Just like on the field, sometimes matchups initially start off in one person's favor in Smash Bros, but Chase said the winner is the one who can adapt the quickest and understand what parts of the matchup isn’t working in your favor. In some cases, football and Smash Bros line up in the fact that some players are just better than others, no matter how much practice you might put in to challenge them. It all comes down to winning matchups.
“You can definitely have some similarities to what’s on the field," Chase Allen said. “I love the competition, and it's really like a chess match."
The competitiveness between Chase and Alex grew even stronger during the early months of the year when COVID-19 was beginning to grow in the U.S. The brothers went back home and were with each other for most of the two- to three-month quarantine period, with the majority of their time being put into playing Smash Bros.
Alex said the quarantine period was the first time since him and Chase were younger that the two got to spend a lot of time with each other and bond. Smash Bros ended up being the catalyst for most of the bonding during that time. Alex said on a normal day, they would play for close to an hour a day.
“Every time we were together, that was our means of enjoyment," Alex Allen said.
As the two played more and more over the COVID-19 lockdown period, Alex said their parents couldn't help but laugh watching the two compete so much.
“They think it's hilarious," Alex Allen said. “My dad doesn’t know the difference between the Switch and the other Nintendo consoles, so he is always like, ‘Have fun playing Nintendo.’”
During dinner, Chase and Alex would occasionally look each other in the eye after the meal was finished and they would instantly know what the other was wanting to do — play some Smash.
“Our competitive side is at one of its highest peaks when we play each other," Alex Allen said. "We yell at each other, we throw controllers. Honestly, whoever loses is probably leaving the room.”
Chase doesn't hide his passion for Smash and made it a goal to become really good at the game. His practice has seemingly paid off, with his Samus making it into Smash Ultimate's online feature called "Elite Smash."
To make it into Elite Smash, you must beat enough online opponents or complete in enough in-game challenges. Chase said it was his goal to make it, and now that he is in, he actually doesn't play that much anymore because a few losses in Elite Smash, and you are out.
He would prefer not to risk it.
His love for Smash Bros Ultimate goes beyond the game itself, as he watches professional players of the game like Samsora, Mango and Ludwig on Twitch or YouTube. He watches their uploads of game clips, their tips on how to get better and tier lists to determine who is considered the best character in the game.
By gaining the knowledge of professional players, Chase decided he would finally take the time and create a video of some of his own gameplay.

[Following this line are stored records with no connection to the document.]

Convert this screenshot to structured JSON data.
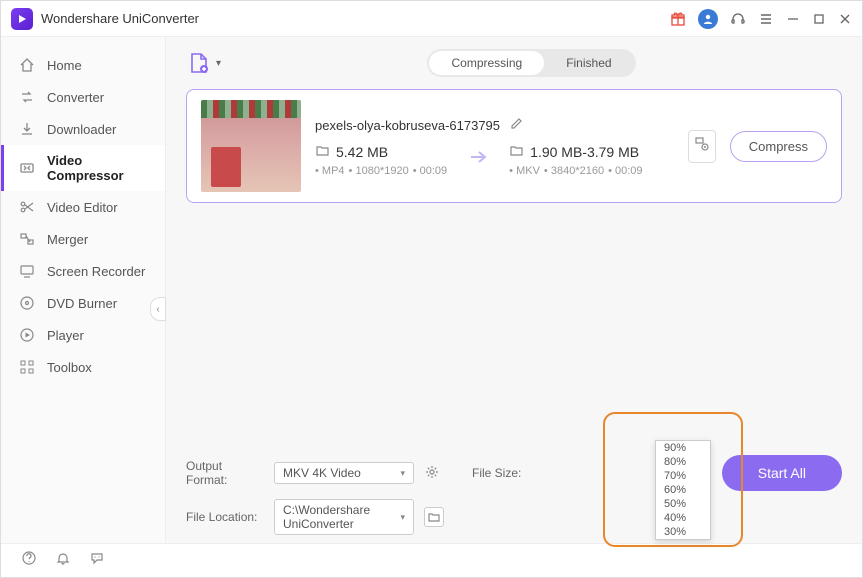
{
  "app": {
    "title": "Wondershare UniConverter"
  },
  "sidebar": {
    "items": [
      {
        "label": "Home"
      },
      {
        "label": "Converter"
      },
      {
        "label": "Downloader"
      },
      {
        "label": "Video Compressor"
      },
      {
        "label": "Video Editor"
      },
      {
        "label": "Merger"
      },
      {
        "label": "Screen Recorder"
      },
      {
        "label": "DVD Burner"
      },
      {
        "label": "Player"
      },
      {
        "label": "Toolbox"
      }
    ]
  },
  "tabs": {
    "compressing": "Compressing",
    "finished": "Finished"
  },
  "file": {
    "name": "pexels-olya-kobruseva-6173795",
    "src": {
      "size": "5.42 MB",
      "format": "MP4",
      "res": "1080*1920",
      "dur": "00:09"
    },
    "dst": {
      "size": "1.90 MB-3.79 MB",
      "format": "MKV",
      "res": "3840*2160",
      "dur": "00:09"
    },
    "compress_label": "Compress"
  },
  "bottom": {
    "output_format_label": "Output Format:",
    "output_format_value": "MKV 4K Video",
    "file_size_label": "File Size:",
    "file_location_label": "File Location:",
    "file_location_value": "C:\\Wondershare UniConverter",
    "start_all": "Start All"
  },
  "dropdown": {
    "options": [
      "90%",
      "80%",
      "70%",
      "60%",
      "50%",
      "40%",
      "30%"
    ]
  }
}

Over quarantine, he went through hours of archived game footage in the console and started clipping together the best moments into a montage of some of his best edge-guarding plays. His first compilation can be found here.
Even with how much time he has put into the game over the years, Chase said his coaches still don't know he plays the game.

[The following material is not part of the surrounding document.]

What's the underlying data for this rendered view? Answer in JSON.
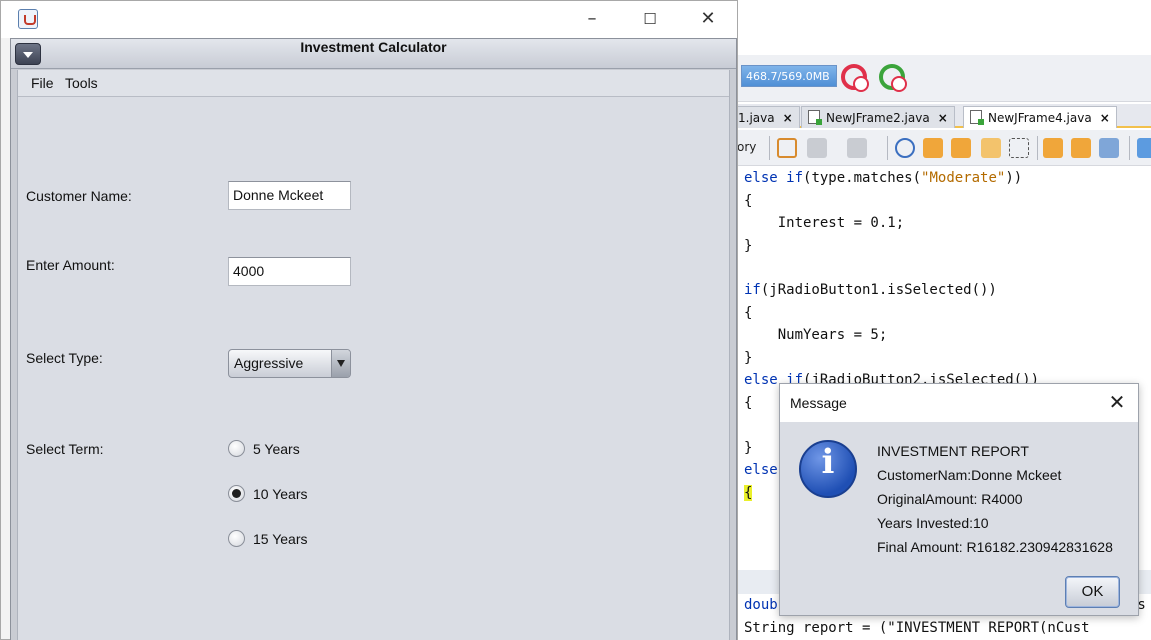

"They would probably say, 'Why have you wasted all of this time on Smash Bros?'” Chase Allen said.